MATERIALS PROVIDED Start Marker

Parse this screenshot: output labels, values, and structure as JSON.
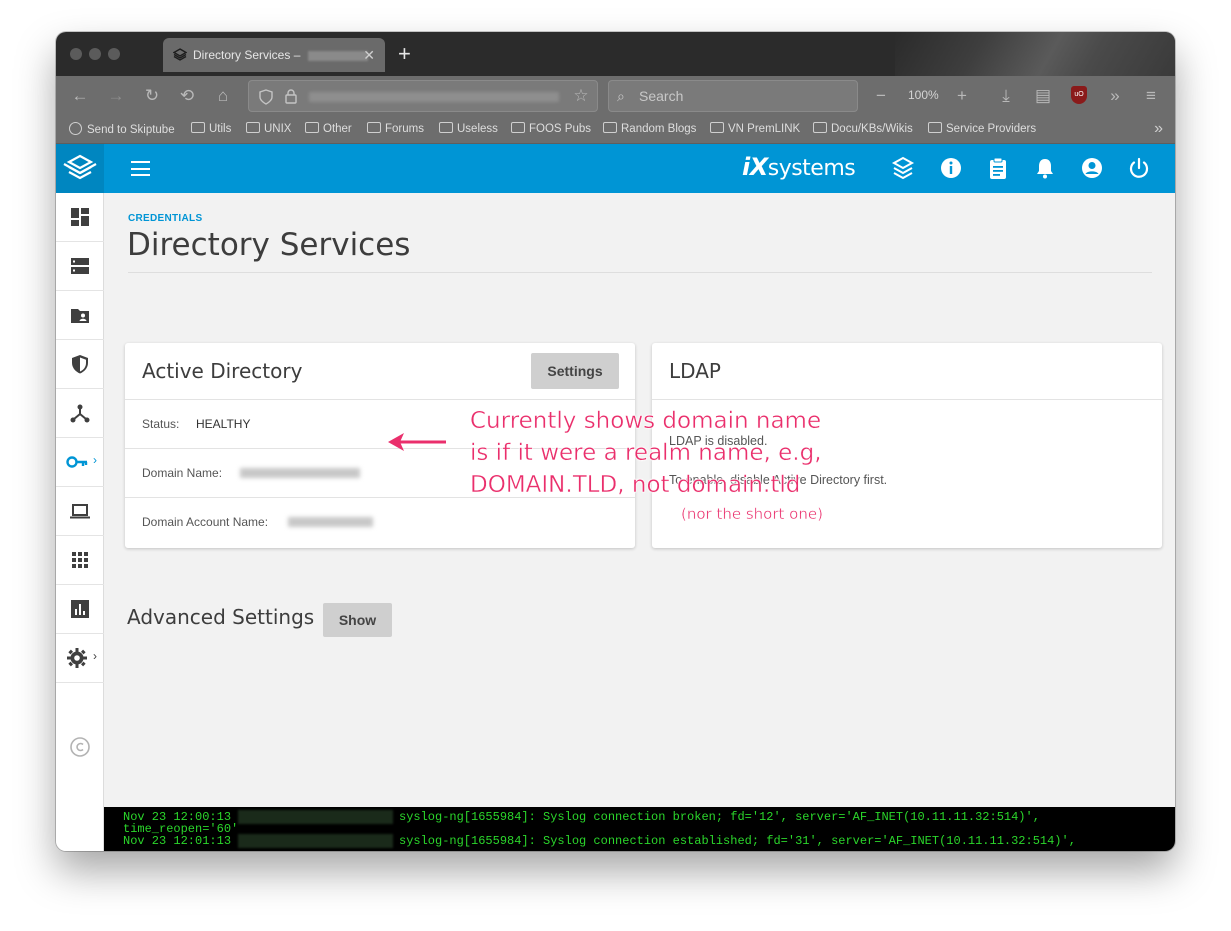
{
  "browser": {
    "tab_title": "Directory Services – ",
    "new_tab_symbol": "+",
    "search_placeholder": "Search",
    "zoom": "100%",
    "bookmarks": [
      {
        "label": "Send to Skiptube",
        "icon": "globe-icon"
      },
      {
        "label": "Utils",
        "icon": "folder-icon"
      },
      {
        "label": "UNIX",
        "icon": "folder-icon"
      },
      {
        "label": "Other",
        "icon": "folder-icon"
      },
      {
        "label": "Forums",
        "icon": "folder-icon"
      },
      {
        "label": "Useless",
        "icon": "folder-icon"
      },
      {
        "label": "FOOS Pubs",
        "icon": "folder-icon"
      },
      {
        "label": "Random Blogs",
        "icon": "folder-icon"
      },
      {
        "label": "VN PremLINK",
        "icon": "folder-icon"
      },
      {
        "label": "Docu/KBs/Wikis",
        "icon": "folder-icon"
      },
      {
        "label": "Service Providers",
        "icon": "folder-icon"
      }
    ]
  },
  "app": {
    "brand_prefix": "iX",
    "brand_suffix": "systems",
    "accent_color": "#0095d5",
    "breadcrumb": "CREDENTIALS",
    "page_title": "Directory Services"
  },
  "active_directory": {
    "title": "Active Directory",
    "settings_label": "Settings",
    "status_key": "Status:",
    "status_value": "HEALTHY",
    "domain_name_key": "Domain Name:",
    "domain_account_key": "Domain Account Name:"
  },
  "ldap": {
    "title": "LDAP",
    "line1": "LDAP is disabled.",
    "line2": "To enable, disable Active Directory first."
  },
  "advanced": {
    "title": "Advanced Settings",
    "show_label": "Show"
  },
  "console": {
    "lines": [
      {
        "time": "Nov 23 12:00:13",
        "msg": "syslog-ng[1655984]: Syslog connection broken; fd='12', server='AF_INET(10.11.11.32:514)',"
      },
      {
        "time": "time_reopen='60'",
        "msg": ""
      },
      {
        "time": "Nov 23 12:01:13",
        "msg": "syslog-ng[1655984]: Syslog connection established; fd='31', server='AF_INET(10.11.11.32:514)',"
      }
    ]
  },
  "annotation": {
    "line1": "Currently shows domain name",
    "line2": "is if it were a realm name, e.g,",
    "line3": "DOMAIN.TLD, not domain.tld",
    "note": "(nor the short one)",
    "color": "#ea2f6c"
  }
}
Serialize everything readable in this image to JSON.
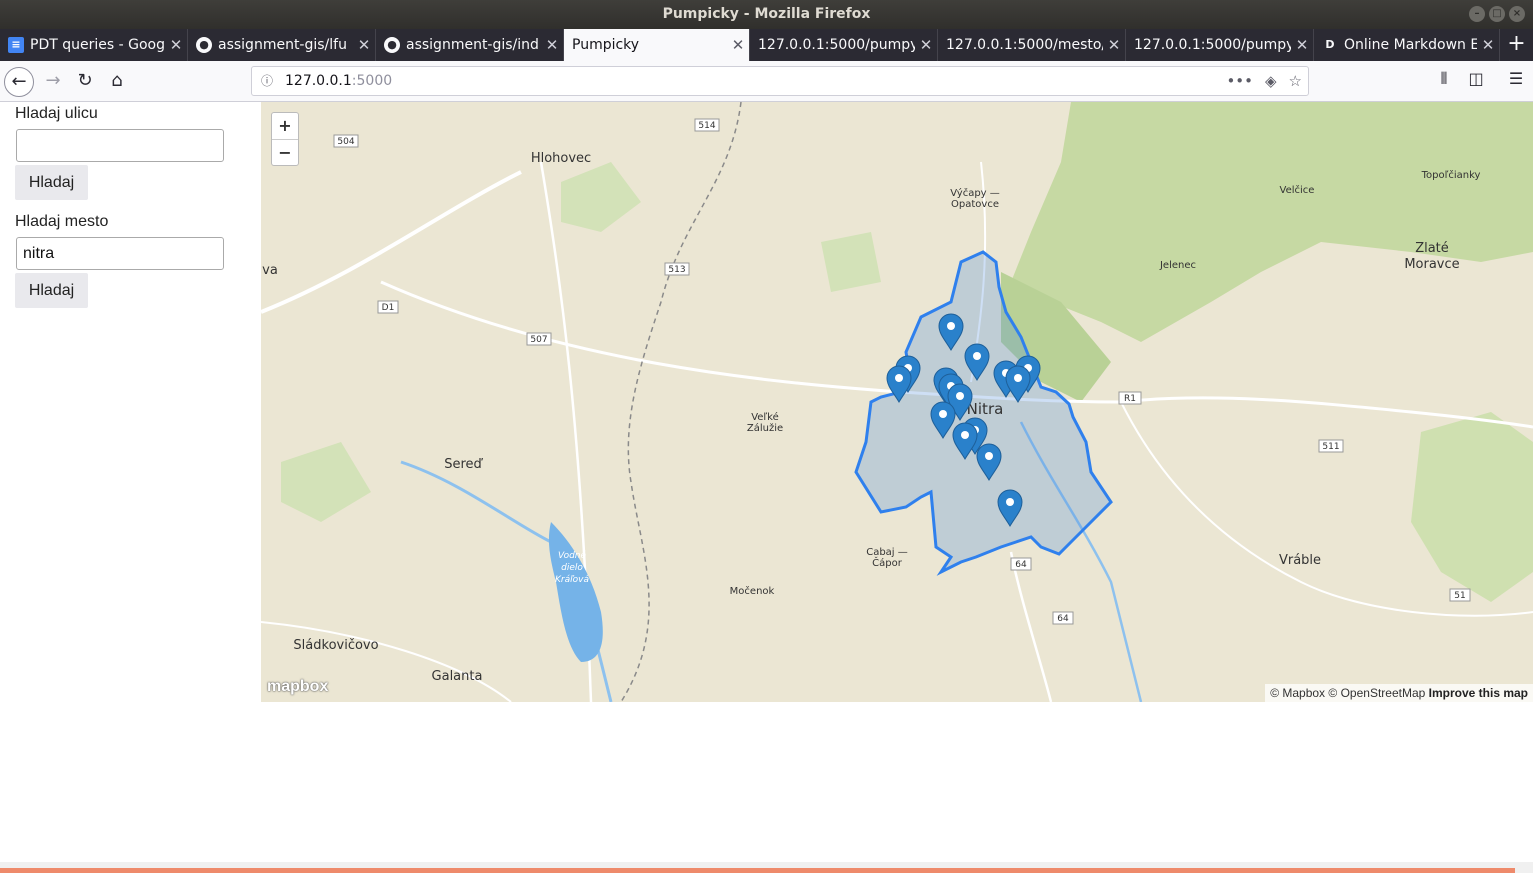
{
  "window": {
    "title": "Pumpicky - Mozilla Firefox"
  },
  "tabs": [
    {
      "label": "PDT queries - Goog",
      "icon": "google-docs-icon"
    },
    {
      "label": "assignment-gis/lfu",
      "icon": "github-icon"
    },
    {
      "label": "assignment-gis/ind",
      "icon": "github-icon"
    },
    {
      "label": "Pumpicky",
      "icon": "",
      "active": true
    },
    {
      "label": "127.0.0.1:5000/pumpy",
      "icon": ""
    },
    {
      "label": "127.0.0.1:5000/mesto/",
      "icon": ""
    },
    {
      "label": "127.0.0.1:5000/pumpy",
      "icon": ""
    },
    {
      "label": "Online Markdown E",
      "icon": "dillinger-icon"
    }
  ],
  "urlbar": {
    "host": "127.0.0.1",
    "port": ":5000"
  },
  "sidebar": {
    "street_label": "Hladaj ulicu",
    "street_value": "",
    "street_button": "Hladaj",
    "city_label": "Hladaj mesto",
    "city_value": "nitra",
    "city_button": "Hladaj"
  },
  "map": {
    "zoom_in": "+",
    "zoom_out": "−",
    "logo": "mapbox",
    "attribution_1": "© Mapbox",
    "attribution_2": "© OpenStreetMap",
    "attribution_3": "Improve this map",
    "colors": {
      "land": "#ebe6d3",
      "forest": "#c3d8a0",
      "water": "#75b3e8",
      "boundary": "#2f80ed",
      "marker": "#2a81cb"
    },
    "places": {
      "hlohovec": "Hlohovec",
      "vycapy": "Výčapy —",
      "opatovce": "Opatovce",
      "velcice": "Velčice",
      "topolcianky": "Topoľčianky",
      "zlate": "Zlaté",
      "moravce": "Moravce",
      "jelenec": "Jelenec",
      "va": "va",
      "nitra": "Nitra",
      "velke": "Veľké",
      "zaluzie": "Zálužie",
      "sered": "Sereď",
      "vodne": "Vodné",
      "dielo": "dielo",
      "kralova": "Kráľová",
      "cabaj": "Cabaj —",
      "capor": "Čápor",
      "mocenok": "Močenok",
      "vrable": "Vráble",
      "sladkovicovo": "Sládkovičovo",
      "galanta": "Galanta"
    },
    "roads": {
      "r504": "504",
      "r514": "514",
      "r513": "513",
      "rD1": "D1",
      "r507": "507",
      "rR1": "R1",
      "r511": "511",
      "r64a": "64",
      "r64b": "64",
      "r51": "51"
    }
  }
}
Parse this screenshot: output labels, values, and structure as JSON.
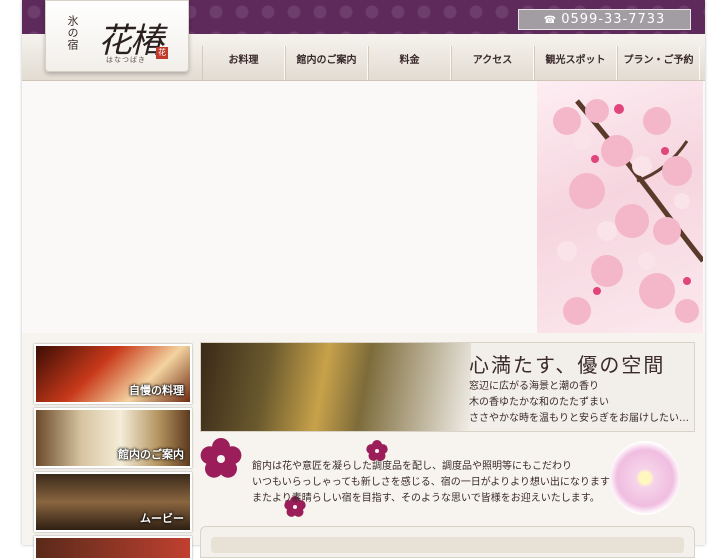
{
  "header": {
    "logo": {
      "small_text": "氷の宿",
      "main_text": "花椿",
      "sub_text": "はなつばき",
      "stamp": "花"
    },
    "phone": {
      "icon": "telephone-icon",
      "number": "0599-33-7733"
    }
  },
  "nav": {
    "items": [
      "お料理",
      "館内のご案内",
      "料金",
      "アクセス",
      "観光スポット",
      "プラン・ご予約"
    ]
  },
  "side_banners": [
    {
      "label": "自慢の料理"
    },
    {
      "label": "館内のご案内"
    },
    {
      "label": "ムービー"
    },
    {
      "label": ""
    }
  ],
  "feature": {
    "title": "心満たす、優の空間",
    "lines": [
      "窓辺に広がる海景と潮の香り",
      "木の香ゆたかな和のたたずまい",
      "ささやかな時を温もりと安らぎをお届けしたい…"
    ]
  },
  "intro": {
    "lines": [
      "館内は花や意匠を凝らした調度品を配し、調度品や照明等にもこだわり",
      "いつもいらっしゃっても新しさを感じる、宿の一日がよりより想い出になりますよう",
      "またより素晴らしい宿を目指す、そのような思いで皆様をお迎えいたします。"
    ]
  },
  "colors": {
    "header_purple": "#5e2a5c",
    "flower_magenta": "#9b1e5a",
    "page_bg": "#f7f4ef"
  }
}
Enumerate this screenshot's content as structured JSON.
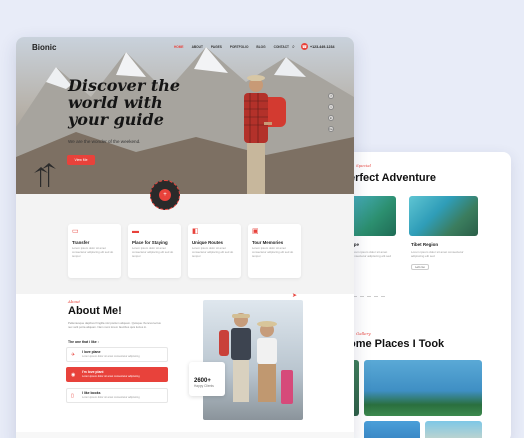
{
  "colors": {
    "accent": "#e8423b",
    "text": "#111111",
    "muted": "#999999",
    "bg": "#e8ecf8"
  },
  "nav": {
    "logo": "Bionic",
    "items": [
      "HOME",
      "ABOUT",
      "PAGES",
      "PORTFOLIO",
      "BLOG",
      "CONTACT"
    ],
    "active": "HOME",
    "search_icon": "search-icon",
    "phone": "+123-449-1234"
  },
  "hero": {
    "title": "Discover the world with your guide",
    "subtitle": "We are the wonder of the weekend.",
    "button": "View Me",
    "social": [
      "f",
      "t",
      "in",
      "be"
    ],
    "badge_icon": "arrow-icon"
  },
  "features": [
    {
      "icon": "car-icon",
      "title": "Transfer",
      "desc": "Lorem ipsum dolor sit amet consectetur adipiscing elit sed do tempor"
    },
    {
      "icon": "bed-icon",
      "title": "Place for Staying",
      "desc": "Lorem ipsum dolor sit amet consectetur adipiscing elit sed do tempor"
    },
    {
      "icon": "route-icon",
      "title": "Unique Routes",
      "desc": "Lorem ipsum dolor sit amet consectetur adipiscing elit sed do tempor"
    },
    {
      "icon": "photo-icon",
      "title": "Tour Memories",
      "desc": "Lorem ipsum dolor sit amet consectetur adipiscing elit sed do tempor"
    }
  ],
  "about": {
    "tag": "About",
    "title": "About Me!",
    "text": "Pellentesque dapibus fringilla nisl pretium aliquam. Quisque rhoncus lectus nec velit porta aliquam. Nam nunc lorem faucibus quis luctus in.",
    "likes_title": "The one that i like :",
    "likes": [
      {
        "icon": "plane-icon",
        "title": "I love plane",
        "desc": "Lorem ipsum dolor sit amet consectetur adipiscing"
      },
      {
        "icon": "pin-icon",
        "title": "I'm love plant",
        "desc": "Lorem ipsum dolor sit amet consectetur adipiscing"
      },
      {
        "icon": "book-icon",
        "title": "I like books",
        "desc": "Lorem ipsum dolor sit amet consectetur adipiscing"
      }
    ],
    "stat_number": "2600+",
    "stat_caption": "Happy Clients"
  },
  "right": {
    "subtag": "Special",
    "heading": "erfect Adventure",
    "cards": [
      {
        "title": "ope",
        "desc": "Lorem ipsum dolor sit amet consectetur adipiscing elit sed"
      },
      {
        "title": "Tibet Region",
        "desc": "Lorem ipsum dolor sit amet consectetur adipiscing elit sed",
        "btn": "Let's Go"
      }
    ],
    "gallery_tag": "Gallery",
    "heading2": "ome Places I Took"
  }
}
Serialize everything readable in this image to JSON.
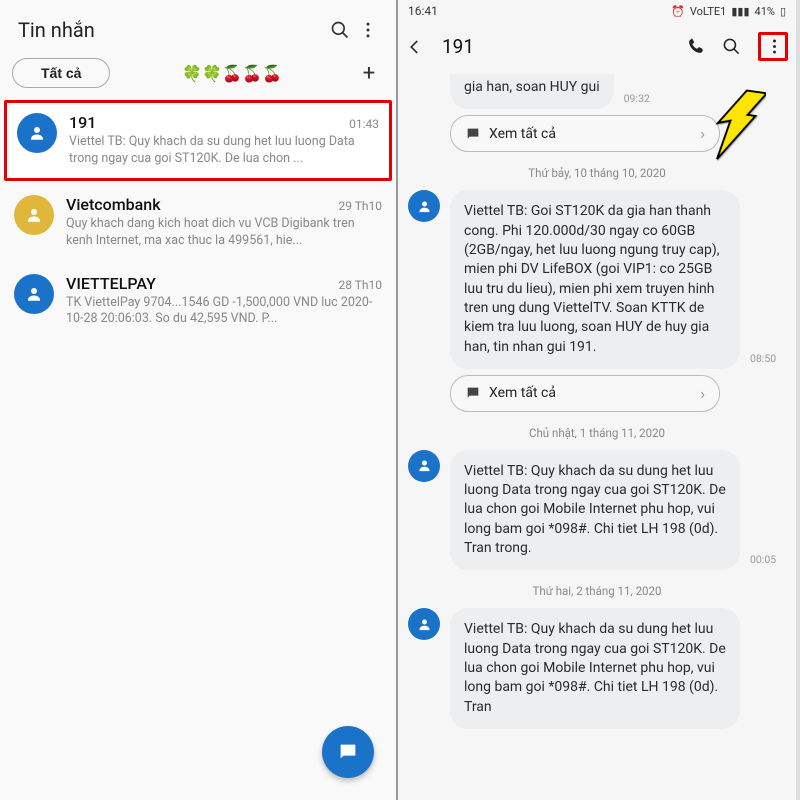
{
  "left": {
    "header_title": "Tin nhắn",
    "filter_chip": "Tất cả",
    "emoji_row": "🍀🍀🍒🍒🍒",
    "conversations": [
      {
        "name": "191",
        "time": "01:43",
        "preview": "Viettel TB: Quy khach da su dung het luu luong Data trong ngay cua goi ST120K. De lua chon ...",
        "avatar_color": "blue",
        "highlight": true
      },
      {
        "name": "Vietcombank",
        "time": "29 Th10",
        "preview": "Quy khach dang kich hoat dich vu VCB Digibank tren kenh Internet, ma xac thuc la 499561, hie...",
        "avatar_color": "yellow",
        "highlight": false
      },
      {
        "name": "VIETTELPAY",
        "time": "28 Th10",
        "preview": "TK ViettelPay 9704...1546 GD -1,500,000 VND luc 2020-10-28 20:06:03. So du 42,595 VND. P...",
        "avatar_color": "blue",
        "highlight": false
      }
    ]
  },
  "right": {
    "status_time": "16:41",
    "status_battery": "41%",
    "status_net": "VoLTE1",
    "thread_title": "191",
    "partial_top_text": "gia han, soan HUY gui",
    "partial_top_time": "09:32",
    "view_all_label": "Xem tất cả",
    "messages": [
      {
        "date_separator": "Thứ bảy, 10 tháng 10, 2020",
        "text": "Viettel TB: Goi ST120K da gia han thanh cong. Phi 120.000d/30 ngay co 60GB (2GB/ngay, het luu luong ngung truy cap), mien phi DV LifeBOX (goi VIP1: co 25GB luu tru du lieu), mien phi xem truyen hinh tren ung dung ViettelTV. Soan KTTK de kiem tra luu luong, soan HUY de huy gia han, tin nhan gui 191.",
        "time": "08:50",
        "show_action": true
      },
      {
        "date_separator": "Chủ nhật, 1 tháng 11, 2020",
        "text": "Viettel TB: Quy khach da su dung het luu luong Data trong ngay cua goi ST120K. De lua chon goi Mobile Internet phu hop, vui long bam goi *098#. Chi tiet LH 198 (0d). Tran trong.",
        "time": "00:05",
        "show_action": false
      },
      {
        "date_separator": "Thứ hai, 2 tháng 11, 2020",
        "text": "Viettel TB: Quy khach da su dung het luu luong Data trong ngay cua goi ST120K. De lua chon goi Mobile Internet phu hop, vui long bam goi *098#. Chi tiet LH 198 (0d). Tran",
        "time": "",
        "show_action": false
      }
    ]
  }
}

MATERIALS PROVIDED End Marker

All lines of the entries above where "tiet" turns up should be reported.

:: WRITTEN SOLUTION ::
        "text": "Viettel TB: Quy khach da su dung het luu luong Data trong ngay cua goi ST120K. De lua chon goi Mobile Internet phu hop, vui long bam goi *098#. Chi tiet LH 198 (0d). Tran trong.",
        "text": "Viettel TB: Quy khach da su dung het luu luong Data trong ngay cua goi ST120K. De lua chon goi Mobile Internet phu hop, vui long bam goi *098#. Chi tiet LH 198 (0d). Tran",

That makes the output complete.